■ **What this task involves**:
Which lines of the data contain the string "screenshot"? Copy every one.

■ **Record excerpts**:

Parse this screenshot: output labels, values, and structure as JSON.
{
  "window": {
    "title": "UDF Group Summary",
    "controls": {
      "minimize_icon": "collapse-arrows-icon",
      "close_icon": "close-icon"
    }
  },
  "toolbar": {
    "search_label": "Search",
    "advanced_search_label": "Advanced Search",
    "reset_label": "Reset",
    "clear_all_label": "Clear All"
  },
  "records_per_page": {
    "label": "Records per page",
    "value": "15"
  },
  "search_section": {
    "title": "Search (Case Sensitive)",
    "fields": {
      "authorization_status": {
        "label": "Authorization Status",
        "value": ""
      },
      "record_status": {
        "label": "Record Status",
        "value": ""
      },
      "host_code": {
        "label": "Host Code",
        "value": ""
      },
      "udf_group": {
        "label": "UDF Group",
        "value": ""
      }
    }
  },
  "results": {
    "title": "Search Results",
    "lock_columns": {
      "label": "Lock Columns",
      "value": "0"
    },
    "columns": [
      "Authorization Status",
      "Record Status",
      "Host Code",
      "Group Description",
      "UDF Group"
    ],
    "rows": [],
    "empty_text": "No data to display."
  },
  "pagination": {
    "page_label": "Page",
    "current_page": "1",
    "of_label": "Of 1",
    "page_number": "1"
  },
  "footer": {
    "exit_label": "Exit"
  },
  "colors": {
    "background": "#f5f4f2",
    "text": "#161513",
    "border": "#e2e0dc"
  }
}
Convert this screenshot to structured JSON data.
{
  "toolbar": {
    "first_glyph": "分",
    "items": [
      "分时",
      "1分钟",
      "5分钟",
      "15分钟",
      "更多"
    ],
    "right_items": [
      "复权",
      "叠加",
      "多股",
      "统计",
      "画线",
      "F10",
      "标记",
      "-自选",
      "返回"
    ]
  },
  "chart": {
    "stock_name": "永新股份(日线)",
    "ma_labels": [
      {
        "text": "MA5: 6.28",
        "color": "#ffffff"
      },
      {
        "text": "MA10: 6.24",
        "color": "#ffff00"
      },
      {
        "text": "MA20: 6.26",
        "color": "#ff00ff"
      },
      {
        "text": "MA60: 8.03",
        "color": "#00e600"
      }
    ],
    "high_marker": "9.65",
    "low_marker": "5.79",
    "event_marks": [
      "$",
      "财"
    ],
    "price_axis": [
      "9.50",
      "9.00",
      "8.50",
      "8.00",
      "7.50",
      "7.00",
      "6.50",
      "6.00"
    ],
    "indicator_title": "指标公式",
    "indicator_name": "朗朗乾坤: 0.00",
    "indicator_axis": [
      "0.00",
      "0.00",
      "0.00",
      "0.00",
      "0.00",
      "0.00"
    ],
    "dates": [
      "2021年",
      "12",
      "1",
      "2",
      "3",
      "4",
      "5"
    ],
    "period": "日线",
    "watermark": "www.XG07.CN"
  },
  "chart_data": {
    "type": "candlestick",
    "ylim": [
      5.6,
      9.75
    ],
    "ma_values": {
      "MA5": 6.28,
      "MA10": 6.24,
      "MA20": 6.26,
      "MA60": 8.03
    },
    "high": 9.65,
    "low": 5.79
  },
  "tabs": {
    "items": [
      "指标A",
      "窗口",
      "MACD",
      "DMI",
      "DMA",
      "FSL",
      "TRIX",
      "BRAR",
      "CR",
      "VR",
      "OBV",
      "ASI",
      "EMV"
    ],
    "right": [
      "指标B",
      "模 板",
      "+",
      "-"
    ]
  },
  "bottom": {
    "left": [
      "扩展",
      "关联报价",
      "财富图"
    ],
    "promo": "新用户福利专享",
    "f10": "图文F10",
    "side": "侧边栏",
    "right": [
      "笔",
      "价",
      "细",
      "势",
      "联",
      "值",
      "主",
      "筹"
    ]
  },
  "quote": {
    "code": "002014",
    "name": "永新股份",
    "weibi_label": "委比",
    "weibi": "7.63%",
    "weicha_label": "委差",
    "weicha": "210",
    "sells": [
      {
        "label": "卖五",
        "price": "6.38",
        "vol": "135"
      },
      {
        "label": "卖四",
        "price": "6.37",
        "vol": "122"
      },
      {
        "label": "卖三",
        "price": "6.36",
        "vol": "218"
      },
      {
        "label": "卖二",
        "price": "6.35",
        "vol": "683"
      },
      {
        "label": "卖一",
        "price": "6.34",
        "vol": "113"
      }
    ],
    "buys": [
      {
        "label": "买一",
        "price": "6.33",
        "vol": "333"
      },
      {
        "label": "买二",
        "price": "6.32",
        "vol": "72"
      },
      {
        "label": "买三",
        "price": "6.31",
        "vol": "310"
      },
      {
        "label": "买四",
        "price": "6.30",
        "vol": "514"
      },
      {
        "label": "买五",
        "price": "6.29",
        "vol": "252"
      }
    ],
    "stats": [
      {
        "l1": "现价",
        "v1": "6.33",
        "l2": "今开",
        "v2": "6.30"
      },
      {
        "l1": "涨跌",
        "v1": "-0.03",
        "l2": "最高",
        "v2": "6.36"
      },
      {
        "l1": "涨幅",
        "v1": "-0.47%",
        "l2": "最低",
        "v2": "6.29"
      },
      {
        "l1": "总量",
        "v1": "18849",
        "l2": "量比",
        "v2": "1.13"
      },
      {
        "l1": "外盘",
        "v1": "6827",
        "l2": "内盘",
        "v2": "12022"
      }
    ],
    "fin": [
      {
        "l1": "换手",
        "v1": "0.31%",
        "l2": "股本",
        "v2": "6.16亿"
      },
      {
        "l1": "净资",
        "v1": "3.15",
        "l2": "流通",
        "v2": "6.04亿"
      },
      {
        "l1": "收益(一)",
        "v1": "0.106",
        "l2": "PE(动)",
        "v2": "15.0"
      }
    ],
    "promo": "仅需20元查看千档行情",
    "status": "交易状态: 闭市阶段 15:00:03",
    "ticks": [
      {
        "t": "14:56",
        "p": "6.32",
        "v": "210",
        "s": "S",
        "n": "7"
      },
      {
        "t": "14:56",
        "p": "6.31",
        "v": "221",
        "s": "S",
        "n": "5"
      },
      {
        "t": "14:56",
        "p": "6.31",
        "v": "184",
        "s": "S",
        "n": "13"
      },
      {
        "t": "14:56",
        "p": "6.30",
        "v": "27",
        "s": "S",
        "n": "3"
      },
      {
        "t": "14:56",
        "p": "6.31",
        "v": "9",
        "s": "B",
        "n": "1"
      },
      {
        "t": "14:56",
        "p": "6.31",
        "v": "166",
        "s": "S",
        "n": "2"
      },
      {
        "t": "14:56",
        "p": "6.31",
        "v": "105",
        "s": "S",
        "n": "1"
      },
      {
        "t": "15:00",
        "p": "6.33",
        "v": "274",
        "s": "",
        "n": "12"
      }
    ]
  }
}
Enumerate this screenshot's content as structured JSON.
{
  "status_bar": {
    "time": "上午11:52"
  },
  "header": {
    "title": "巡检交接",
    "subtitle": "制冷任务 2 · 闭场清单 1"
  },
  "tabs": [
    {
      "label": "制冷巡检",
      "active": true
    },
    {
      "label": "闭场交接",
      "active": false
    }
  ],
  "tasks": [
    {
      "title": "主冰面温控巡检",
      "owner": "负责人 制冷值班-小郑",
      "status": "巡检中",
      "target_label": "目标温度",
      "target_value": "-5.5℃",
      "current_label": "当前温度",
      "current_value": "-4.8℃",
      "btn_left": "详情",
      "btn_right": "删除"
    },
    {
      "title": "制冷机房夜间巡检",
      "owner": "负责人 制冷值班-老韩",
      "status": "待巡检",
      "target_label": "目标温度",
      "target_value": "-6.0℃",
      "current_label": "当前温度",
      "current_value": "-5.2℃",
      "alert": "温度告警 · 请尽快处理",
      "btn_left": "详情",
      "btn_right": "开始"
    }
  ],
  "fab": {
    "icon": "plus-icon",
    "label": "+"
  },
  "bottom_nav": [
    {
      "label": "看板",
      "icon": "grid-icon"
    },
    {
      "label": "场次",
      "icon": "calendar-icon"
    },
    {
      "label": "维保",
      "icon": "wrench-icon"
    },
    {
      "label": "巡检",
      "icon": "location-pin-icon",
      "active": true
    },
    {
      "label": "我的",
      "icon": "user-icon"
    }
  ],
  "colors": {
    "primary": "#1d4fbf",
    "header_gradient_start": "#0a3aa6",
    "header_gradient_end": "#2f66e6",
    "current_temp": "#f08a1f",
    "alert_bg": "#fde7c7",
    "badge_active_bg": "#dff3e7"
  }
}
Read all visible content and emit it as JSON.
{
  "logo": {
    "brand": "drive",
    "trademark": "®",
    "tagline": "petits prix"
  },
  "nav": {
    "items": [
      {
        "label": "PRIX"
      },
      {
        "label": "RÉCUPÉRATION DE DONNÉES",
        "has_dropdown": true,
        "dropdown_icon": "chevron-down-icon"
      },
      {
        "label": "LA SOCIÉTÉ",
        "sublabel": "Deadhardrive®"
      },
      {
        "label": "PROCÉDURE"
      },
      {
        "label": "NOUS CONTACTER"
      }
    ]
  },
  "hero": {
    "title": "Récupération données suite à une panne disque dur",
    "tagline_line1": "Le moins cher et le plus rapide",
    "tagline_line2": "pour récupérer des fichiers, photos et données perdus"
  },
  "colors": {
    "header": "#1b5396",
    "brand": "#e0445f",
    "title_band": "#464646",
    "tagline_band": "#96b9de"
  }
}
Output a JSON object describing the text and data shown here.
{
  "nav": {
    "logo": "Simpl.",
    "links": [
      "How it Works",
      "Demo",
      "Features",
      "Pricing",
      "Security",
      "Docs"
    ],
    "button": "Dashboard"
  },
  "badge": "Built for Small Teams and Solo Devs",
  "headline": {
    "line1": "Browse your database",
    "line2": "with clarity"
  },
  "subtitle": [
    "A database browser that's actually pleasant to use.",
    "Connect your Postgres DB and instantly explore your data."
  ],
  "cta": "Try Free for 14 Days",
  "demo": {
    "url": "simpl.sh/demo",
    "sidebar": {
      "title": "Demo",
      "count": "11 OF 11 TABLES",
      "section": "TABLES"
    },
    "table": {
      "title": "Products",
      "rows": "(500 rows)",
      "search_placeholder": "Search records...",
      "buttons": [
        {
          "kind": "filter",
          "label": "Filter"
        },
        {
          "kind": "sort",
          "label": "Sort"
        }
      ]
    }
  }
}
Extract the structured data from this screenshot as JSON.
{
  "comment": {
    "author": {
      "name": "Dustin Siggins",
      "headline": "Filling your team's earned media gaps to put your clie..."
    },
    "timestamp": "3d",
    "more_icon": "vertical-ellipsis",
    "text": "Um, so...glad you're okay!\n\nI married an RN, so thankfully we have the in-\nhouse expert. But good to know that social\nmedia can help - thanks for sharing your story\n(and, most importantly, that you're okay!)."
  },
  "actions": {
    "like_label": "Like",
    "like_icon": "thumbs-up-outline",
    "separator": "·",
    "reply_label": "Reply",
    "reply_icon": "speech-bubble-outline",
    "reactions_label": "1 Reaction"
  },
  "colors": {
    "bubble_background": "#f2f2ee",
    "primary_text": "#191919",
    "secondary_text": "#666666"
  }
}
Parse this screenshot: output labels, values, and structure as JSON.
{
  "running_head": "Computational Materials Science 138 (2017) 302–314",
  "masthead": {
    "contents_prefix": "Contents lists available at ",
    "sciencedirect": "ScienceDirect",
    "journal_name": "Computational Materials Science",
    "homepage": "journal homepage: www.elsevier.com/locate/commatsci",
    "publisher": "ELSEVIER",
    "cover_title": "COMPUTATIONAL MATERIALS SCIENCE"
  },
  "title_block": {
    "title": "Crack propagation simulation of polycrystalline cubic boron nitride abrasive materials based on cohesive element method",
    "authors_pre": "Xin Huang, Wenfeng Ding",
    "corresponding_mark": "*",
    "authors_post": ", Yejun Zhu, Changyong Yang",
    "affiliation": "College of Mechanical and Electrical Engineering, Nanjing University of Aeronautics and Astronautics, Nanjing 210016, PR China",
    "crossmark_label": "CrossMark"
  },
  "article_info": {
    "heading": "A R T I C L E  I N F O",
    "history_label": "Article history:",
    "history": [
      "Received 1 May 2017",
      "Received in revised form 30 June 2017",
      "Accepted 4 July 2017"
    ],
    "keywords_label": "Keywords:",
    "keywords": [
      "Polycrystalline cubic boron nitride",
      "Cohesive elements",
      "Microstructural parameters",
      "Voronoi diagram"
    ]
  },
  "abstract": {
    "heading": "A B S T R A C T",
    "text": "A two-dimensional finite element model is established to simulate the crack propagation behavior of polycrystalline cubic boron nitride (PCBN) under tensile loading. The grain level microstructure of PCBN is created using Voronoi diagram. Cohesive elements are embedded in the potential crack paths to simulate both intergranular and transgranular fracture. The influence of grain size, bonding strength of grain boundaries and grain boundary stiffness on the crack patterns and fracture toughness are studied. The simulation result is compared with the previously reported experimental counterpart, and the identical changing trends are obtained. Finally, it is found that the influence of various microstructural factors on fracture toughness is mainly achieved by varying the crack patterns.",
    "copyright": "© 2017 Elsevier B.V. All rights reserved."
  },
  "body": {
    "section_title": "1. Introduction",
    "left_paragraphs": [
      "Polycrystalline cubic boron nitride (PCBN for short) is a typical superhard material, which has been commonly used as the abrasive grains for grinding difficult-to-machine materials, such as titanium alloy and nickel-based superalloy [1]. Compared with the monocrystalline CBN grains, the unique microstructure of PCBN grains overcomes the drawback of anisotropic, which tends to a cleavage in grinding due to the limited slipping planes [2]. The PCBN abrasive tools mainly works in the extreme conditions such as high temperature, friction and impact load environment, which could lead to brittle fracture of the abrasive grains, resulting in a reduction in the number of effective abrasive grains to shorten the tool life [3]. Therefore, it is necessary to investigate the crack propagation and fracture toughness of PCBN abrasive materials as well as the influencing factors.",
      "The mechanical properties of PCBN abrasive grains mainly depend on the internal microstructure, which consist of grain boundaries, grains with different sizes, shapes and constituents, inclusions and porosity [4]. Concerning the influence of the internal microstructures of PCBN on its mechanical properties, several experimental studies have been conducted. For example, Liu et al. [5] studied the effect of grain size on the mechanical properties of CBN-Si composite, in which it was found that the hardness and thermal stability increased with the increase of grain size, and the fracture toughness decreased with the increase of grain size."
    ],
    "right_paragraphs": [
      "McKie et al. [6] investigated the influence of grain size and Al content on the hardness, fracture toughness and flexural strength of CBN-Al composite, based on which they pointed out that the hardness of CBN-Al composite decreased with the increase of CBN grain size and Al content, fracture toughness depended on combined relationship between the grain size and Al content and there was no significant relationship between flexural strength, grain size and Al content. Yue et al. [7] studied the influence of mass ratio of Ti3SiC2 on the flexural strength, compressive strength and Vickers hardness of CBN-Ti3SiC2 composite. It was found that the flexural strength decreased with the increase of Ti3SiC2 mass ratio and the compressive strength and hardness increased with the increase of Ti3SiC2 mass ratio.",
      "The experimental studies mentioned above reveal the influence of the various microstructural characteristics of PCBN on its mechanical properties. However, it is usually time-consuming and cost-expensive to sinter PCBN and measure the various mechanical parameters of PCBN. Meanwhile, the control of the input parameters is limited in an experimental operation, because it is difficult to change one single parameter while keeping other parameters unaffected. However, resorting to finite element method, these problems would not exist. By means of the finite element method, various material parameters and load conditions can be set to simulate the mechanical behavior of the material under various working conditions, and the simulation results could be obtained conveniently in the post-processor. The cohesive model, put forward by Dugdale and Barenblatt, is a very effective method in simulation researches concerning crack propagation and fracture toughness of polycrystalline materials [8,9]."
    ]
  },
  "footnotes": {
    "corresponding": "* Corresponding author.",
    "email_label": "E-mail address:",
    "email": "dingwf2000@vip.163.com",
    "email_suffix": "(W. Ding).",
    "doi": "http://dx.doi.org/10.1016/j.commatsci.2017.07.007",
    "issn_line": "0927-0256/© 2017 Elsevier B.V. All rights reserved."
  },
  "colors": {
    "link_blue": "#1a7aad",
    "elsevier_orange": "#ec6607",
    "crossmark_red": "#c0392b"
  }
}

■ **Task output**:
Parse this screenshot: output labels, values, and structure as JSON.
Convert this screenshot to structured JSON data.
Enumerate this screenshot's content as structured JSON.
Extract the structured data from this screenshot as JSON.
Parse this screenshot: output labels, values, and structure as JSON.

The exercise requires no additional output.